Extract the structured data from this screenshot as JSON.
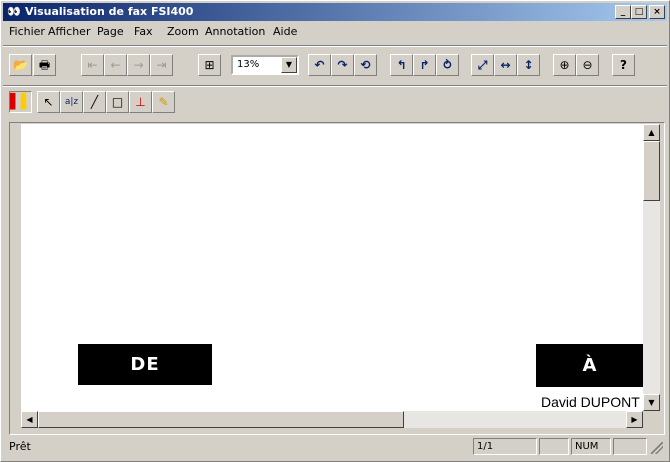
{
  "window": {
    "title": "Visualisation de fax FSI400",
    "icon": "fax-viewer-icon"
  },
  "title_buttons": {
    "minimize": "_",
    "maximize": "□",
    "close": "×"
  },
  "menu": [
    {
      "label": "Fichier"
    },
    {
      "label": "Afficher"
    },
    {
      "label": "Page"
    },
    {
      "label": "Fax"
    },
    {
      "label": "Zoom"
    },
    {
      "label": "Annotation"
    },
    {
      "label": "Aide"
    }
  ],
  "toolbar": {
    "zoom_value": "13%",
    "icons": {
      "open": "📂",
      "print": "🖶",
      "first": "⇤",
      "prev": "←",
      "next": "→",
      "last": "⇥",
      "grid": "⊞",
      "dropdown": "▼",
      "rot_left": "↶",
      "rot_right": "↷",
      "rot_180": "⟲",
      "rot_left2": "↰",
      "rot_right2": "↱",
      "rot_1802": "⥁",
      "fit_page": "⤢",
      "fit_width": "↔",
      "fit_height": "↕",
      "zoom_in": "⊕",
      "zoom_out": "⊖",
      "help": "?"
    }
  },
  "annotation_toolbar": {
    "icons": {
      "color": "▌",
      "select": "↖",
      "text": "a|z",
      "line": "╱",
      "rectangle": "□",
      "stamp": "⊥",
      "highlighter": "✎"
    }
  },
  "document": {
    "from_label": "DE",
    "to_label": "À",
    "recipient": "David DUPONT"
  },
  "scrollbar_icons": {
    "up": "▲",
    "down": "▼",
    "left": "◀",
    "right": "▶"
  },
  "status": {
    "text": "Prêt",
    "page": "1/1",
    "num": "NUM"
  },
  "colors": {
    "titlebar_start": "#0a246a",
    "titlebar_end": "#a6caf0",
    "chrome": "#d4d0c8"
  }
}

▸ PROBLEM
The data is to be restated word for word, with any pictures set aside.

▸ RESPONSE AREA
Extract the structured data from this screenshot as JSON.
{
  "window": {
    "title": "Visualisation de fax FSI400",
    "icon": "fax-viewer-icon"
  },
  "title_buttons": {
    "minimize": "_",
    "maximize": "□",
    "close": "×"
  },
  "menu": [
    {
      "label": "Fichier"
    },
    {
      "label": "Afficher"
    },
    {
      "label": "Page"
    },
    {
      "label": "Fax"
    },
    {
      "label": "Zoom"
    },
    {
      "label": "Annotation"
    },
    {
      "label": "Aide"
    }
  ],
  "toolbar": {
    "zoom_value": "13%",
    "icons": {
      "open": "📂",
      "print": "🖶",
      "first": "⇤",
      "prev": "←",
      "next": "→",
      "last": "⇥",
      "grid": "⊞",
      "dropdown": "▼",
      "rot_left": "↶",
      "rot_right": "↷",
      "rot_180": "⟲",
      "rot_left2": "↰",
      "rot_right2": "↱",
      "rot_1802": "⥁",
      "fit_page": "⤢",
      "fit_width": "↔",
      "fit_height": "↕",
      "zoom_in": "⊕",
      "zoom_out": "⊖",
      "help": "?"
    }
  },
  "annotation_toolbar": {
    "icons": {
      "color": "▌",
      "select": "↖",
      "text": "a|z",
      "line": "╱",
      "rectangle": "□",
      "stamp": "⊥",
      "highlighter": "✎"
    }
  },
  "document": {
    "from_label": "DE",
    "to_label": "À",
    "recipient": "David DUPONT"
  },
  "scrollbar_icons": {
    "up": "▲",
    "down": "▼",
    "left": "◀",
    "right": "▶"
  },
  "status": {
    "text": "Prêt",
    "page": "1/1",
    "num": "NUM"
  },
  "colors": {
    "titlebar_start": "#0a246a",
    "titlebar_end": "#a6caf0",
    "chrome": "#d4d0c8"
  }
}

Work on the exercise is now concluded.